Madison is a wonderful city, as everyone who lives here can attest. It even has a reputation around the country as a vibrant, safe place to live with plenty of jobs, to boot. In fact, we consistently place highly in rankings of best small cities in the U.S. The secret’s out – Madison’s a pretty cool place. Considering this, it seems a bit odd that Madison Mayor Paul Soglin is pushing to spend $50,000 on a music video promoting the city. However, further examining the issue of this proposed music video helps to illustrate a broader problem with Wisconsin’s room tax system.

To get an idea of why Soglin wants this video made, it’s important to understand where the money for it would be coming from. In Wisconsin, municipalities are allowed to levy a “room tax” on hotel room rentals. According to state law, however, a certain percentage of the revenue that a city raises from room taxes must go directly toward promoting tourism in that city.

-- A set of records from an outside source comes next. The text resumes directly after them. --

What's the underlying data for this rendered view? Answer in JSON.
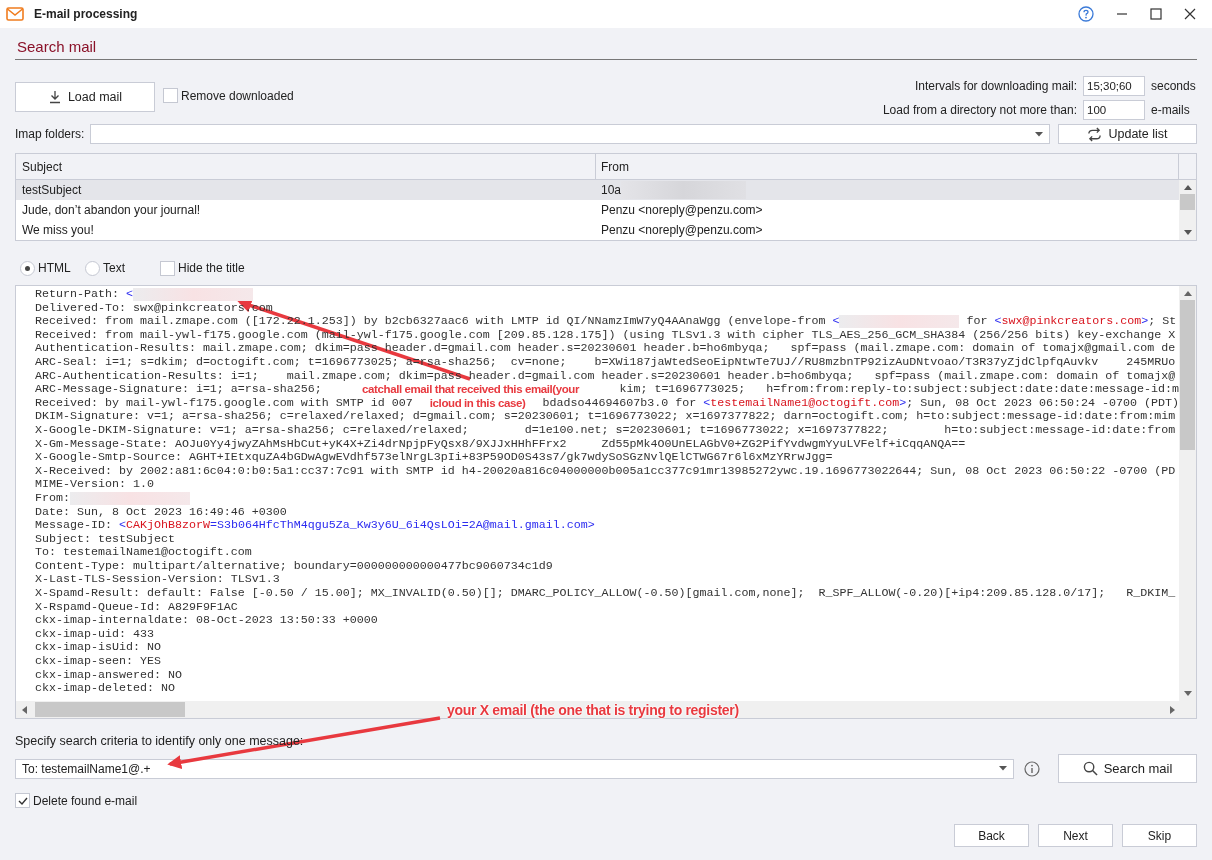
{
  "window": {
    "title": "E-mail processing"
  },
  "section_title": "Search mail",
  "load_button": "Load mail",
  "remove_downloaded": {
    "label": "Remove downloaded",
    "checked": false
  },
  "intervals": {
    "label": "Intervals for downloading mail:",
    "value": "15;30;60",
    "unit": "seconds"
  },
  "directory_limit": {
    "label": "Load from a directory not more than:",
    "value": "100",
    "unit": "e-mails"
  },
  "imap_folders": {
    "label": "Imap folders:"
  },
  "update_button": "Update list",
  "table": {
    "columns": [
      "Subject",
      "From"
    ],
    "rows": [
      {
        "subject": "testSubject",
        "from": [
          {
            "text": "10a",
            "kind": "plain"
          },
          {
            "kind": "redacted"
          }
        ],
        "selected": true
      },
      {
        "subject": "Jude, don’t abandon your journal!",
        "from": [
          {
            "text": "Penzu <noreply@penzu.com>",
            "kind": "plain"
          }
        ],
        "selected": false
      },
      {
        "subject": "We miss you!",
        "from": [
          {
            "text": "Penzu <noreply@penzu.com>",
            "kind": "plain"
          }
        ],
        "selected": false
      }
    ]
  },
  "view_modes": [
    {
      "label": "HTML",
      "selected": true
    },
    {
      "label": "Text",
      "selected": false
    }
  ],
  "hide_title": {
    "label": "Hide the title",
    "checked": false
  },
  "header_lines": [
    {
      "parts": [
        {
          "text": "Return-Path: ",
          "kind": "plain"
        },
        {
          "text": "<",
          "kind": "tag"
        },
        {
          "kind": "redacted"
        }
      ]
    },
    {
      "parts": [
        {
          "text": "Delivered-To: swx@pinkcreators.com",
          "kind": "plain"
        }
      ]
    },
    {
      "parts": [
        {
          "text": "Received: from mail.zmape.com ([172.22.1.253]) by b2cb6327aac6 with LMTP id QI/NNamzImW7yQ4AAnaWgg (envelope-from ",
          "kind": "plain"
        },
        {
          "text": "<",
          "kind": "tag"
        },
        {
          "kind": "redacted"
        },
        {
          "text": " for ",
          "kind": "plain"
        },
        {
          "text": "<",
          "kind": "tag"
        },
        {
          "text": "swx@pinkcreators.com",
          "kind": "addr"
        },
        {
          "text": ">",
          "kind": "tag"
        },
        {
          "text": "; St",
          "kind": "plain"
        }
      ]
    },
    {
      "parts": [
        {
          "text": "Received: from mail-ywl-f175.google.com (mail-ywl-f175.google.com [209.85.128.175]) (using TLSv1.3 with cipher TLS_AES_256_GCM_SHA384 (256/256 bits) key-exchange X",
          "kind": "plain"
        }
      ]
    },
    {
      "parts": [
        {
          "text": "Authentication-Results: mail.zmape.com; dkim=pass header.d=gmail.com header.s=20230601 header.b=ho6mbyqa;   spf=pass (mail.zmape.com: domain of tomajx@gmail.com de",
          "kind": "plain"
        }
      ]
    },
    {
      "parts": [
        {
          "text": "ARC-Seal: i=1; s=dkim; d=octogift.com; t=1696773025; a=rsa-sha256;  cv=none;    b=XWi187jaWtedSeoEipNtwTe7UJ//RU8mzbnTP92izAuDNtvoao/T3R37yZjdClpfqAuvkv    245MRUo",
          "kind": "plain"
        }
      ]
    },
    {
      "parts": [
        {
          "text": "ARC-Authentication-Results: i=1;    mail.zmape.com; dkim=pass header.d=gmail.com header.s=20230601 header.b=ho6mbyqa;   spf=pass (mail.zmape.com: domain of tomajx@",
          "kind": "plain"
        }
      ]
    },
    {
      "parts": [
        {
          "text": "ARC-Message-Signature: i=1; a=rsa-sha256;",
          "kind": "plain"
        },
        {
          "kind": "callout",
          "text": "catchall email that received this email(your"
        },
        {
          "text": "kim; t=1696773025;   h=from:from:reply-to:subject:subject:date:date:message-id:m",
          "kind": "plain"
        }
      ]
    },
    {
      "parts": [
        {
          "text": "Received: by mail-ywl-f175.google.com with SMTP id 007",
          "kind": "plain"
        },
        {
          "kind": "callout",
          "text": "icloud in this case)"
        },
        {
          "text": "bdadso44694607b3.0 for ",
          "kind": "plain"
        },
        {
          "text": "<",
          "kind": "tag"
        },
        {
          "text": "testemailName1@octogift.com",
          "kind": "addr"
        },
        {
          "text": ">",
          "kind": "tag"
        },
        {
          "text": "; Sun, 08 Oct 2023 06:50:24 -0700 (PDT)",
          "kind": "plain"
        }
      ]
    },
    {
      "parts": [
        {
          "text": "DKIM-Signature: v=1; a=rsa-sha256; c=relaxed/relaxed; d=gmail.com; s=20230601; t=1696773022; x=1697377822; darn=octogift.com; h=to:subject:message-id:date:from:mim",
          "kind": "plain"
        }
      ]
    },
    {
      "parts": [
        {
          "text": "X-Google-DKIM-Signature: v=1; a=rsa-sha256; c=relaxed/relaxed;        d=1e100.net; s=20230601; t=1696773022; x=1697377822;        h=to:subject:message-id:date:from",
          "kind": "plain"
        }
      ]
    },
    {
      "parts": [
        {
          "text": "X-Gm-Message-State: AOJu0Yy4jwyZAhMsHbCut+yK4X+Zi4drNpjpFyQsx8/9XJJxHHhFFrx2     Zd55pMk4O0UnELAGbV0+ZG2PifYvdwgmYyuLVFelf+iCqqANQA==",
          "kind": "plain"
        }
      ]
    },
    {
      "parts": [
        {
          "text": "X-Google-Smtp-Source: AGHT+IEtxquZA4bGDwAgwEVdhf573elNrgL3pIi+83P59OD0S43s7/gk7wdySoSGzNvlQElCTWG67r6l6xMzYRrwJgg=",
          "kind": "plain"
        }
      ]
    },
    {
      "parts": [
        {
          "text": "X-Received: by 2002:a81:6c04:0:b0:5a1:cc37:7c91 with SMTP id h4-20020a816c04000000b005a1cc377c91mr13985272ywc.19.1696773022644; Sun, 08 Oct 2023 06:50:22 -0700 (PD",
          "kind": "plain"
        }
      ]
    },
    {
      "parts": [
        {
          "text": "MIME-Version: 1.0",
          "kind": "plain"
        }
      ]
    },
    {
      "parts": [
        {
          "text": "From:",
          "kind": "plain"
        },
        {
          "kind": "redacted"
        }
      ]
    },
    {
      "parts": [
        {
          "text": "Date: Sun, 8 Oct 2023 16:49:46 +0300",
          "kind": "plain"
        }
      ]
    },
    {
      "parts": [
        {
          "text": "Message-ID: ",
          "kind": "plain"
        },
        {
          "text": "<",
          "kind": "tag"
        },
        {
          "text": "CAKjOhB8zorW",
          "kind": "addr"
        },
        {
          "text": "=S3b064HfcThM4qgu5Za_Kw3y6U_6i4QsLOi=2A@mail.gmail.com>",
          "kind": "tag"
        }
      ]
    },
    {
      "parts": [
        {
          "text": "Subject: testSubject",
          "kind": "plain"
        }
      ]
    },
    {
      "parts": [
        {
          "text": "To: testemailName1@octogift.com",
          "kind": "plain"
        }
      ]
    },
    {
      "parts": [
        {
          "text": "Content-Type: multipart/alternative; boundary=000000000000477bc9060734c1d9",
          "kind": "plain"
        }
      ]
    },
    {
      "parts": [
        {
          "text": "X-Last-TLS-Session-Version: TLSv1.3",
          "kind": "plain"
        }
      ]
    },
    {
      "parts": [
        {
          "text": "X-Spamd-Result: default: False [-0.50 / 15.00]; MX_INVALID(0.50)[]; DMARC_POLICY_ALLOW(-0.50)[gmail.com,none];  R_SPF_ALLOW(-0.20)[+ip4:209.85.128.0/17];   R_DKIM_",
          "kind": "plain"
        }
      ]
    },
    {
      "parts": [
        {
          "text": "X-Rspamd-Queue-Id: A829F9F1AC",
          "kind": "plain"
        }
      ]
    },
    {
      "parts": [
        {
          "text": "ckx-imap-internaldate: 08-Oct-2023 13:50:33 +0000",
          "kind": "plain"
        }
      ]
    },
    {
      "parts": [
        {
          "text": "ckx-imap-uid: 433",
          "kind": "plain"
        }
      ]
    },
    {
      "parts": [
        {
          "text": "ckx-imap-isUid: NO",
          "kind": "plain"
        }
      ]
    },
    {
      "parts": [
        {
          "text": "ckx-imap-seen: YES",
          "kind": "plain"
        }
      ]
    },
    {
      "parts": [
        {
          "text": "ckx-imap-answered: NO",
          "kind": "plain"
        }
      ]
    },
    {
      "parts": [
        {
          "text": "ckx-imap-deleted: NO",
          "kind": "plain"
        }
      ]
    }
  ],
  "criteria": {
    "label": "Specify search criteria to identify only one message:",
    "value": "To: testemailName1@.+"
  },
  "search_button": "Search mail",
  "delete_found": {
    "label": "Delete found e-mail",
    "checked": true
  },
  "footer_buttons": [
    "Back",
    "Next",
    "Skip"
  ],
  "annotations": [
    {
      "text": "your X email (the one that is trying to register)"
    }
  ]
}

At first glance, this seems like a bit of an odd rule – and it is. There is a reason for it, though. The state figures that any damage done by taxing tourism can at least be partly repaired by funneling some of the room tax revenue back into promoting tourism.

This information raises a couple of questions about the proposed music video. First of all, is a music video really the best way to spend $50,000 promoting tourism in Madison? Let’s suppose, generously, for a moment that it is. This would likely suggest that Madison probably doesn’t need to continue to tax rooms at its current rate. The city would be made much better off by simply lowering its room tax than by making a music video.

Now, let’s suppose, a little more realistically, there is a better way to spend $50,000 promoting tourism in Madison than making a music video. How could we spend the money more effectively? One obvious way, if we assume that most people already know about Madison, would be to put the extra money toward improvements on Monona Terrace, which falls under “promoting tourism” as defined by state law. This would make Madison a better city for tourism by giving people more of an actual reason to come here – not that a music video wouldn’t do the same, of course.

While certainly a better option than a music video, Monona Terrace seems to be doing quite well as it stands right now. This, then, brings us back to the same question: Do we really need the money from this room tax in the first place?

This is actually a complicated question because some of the money from the room tax can be used for things besides tourism, and the city is definitely in need of any money it can get its hands on right now. However, if we’re seriously contemplating using the money to make a video, it’s probably a good sign that we don’t need the money in the first place. Reducing Madison’s room tax from 9 percent – there is only one Wisconsin city with a higher rate – could help to boost tourism on its own.

However, this still isn’t a great option, since it entails decreasing general tax revenues, as well. Perhaps the real problem behind the music video idea is that the state requires cities to spend a portion of the room tax revenue on tourism in the first place. There are certainly arguments to be made for allowing municipalities to spend room tax revenue however they see fit (although lobbyists for hotels might not approve). However, that’s a topic for another column.

Look: Madison doesn’t need a music video. We really, really don’t. If we have to spend $50,000 on something tourist-related, I’m sure we can find something better to spend it on than a music video. We’d be hard pressed to find something worse. However, the real issue here is that the city ended up with $50,000 it doesn’t need, while simultaneously having to slash its budget and hike bus fares. Clearly, there’s something not right with this system.

Joe Timmerman ([email protected]) is a sophomore majoring in math and economics.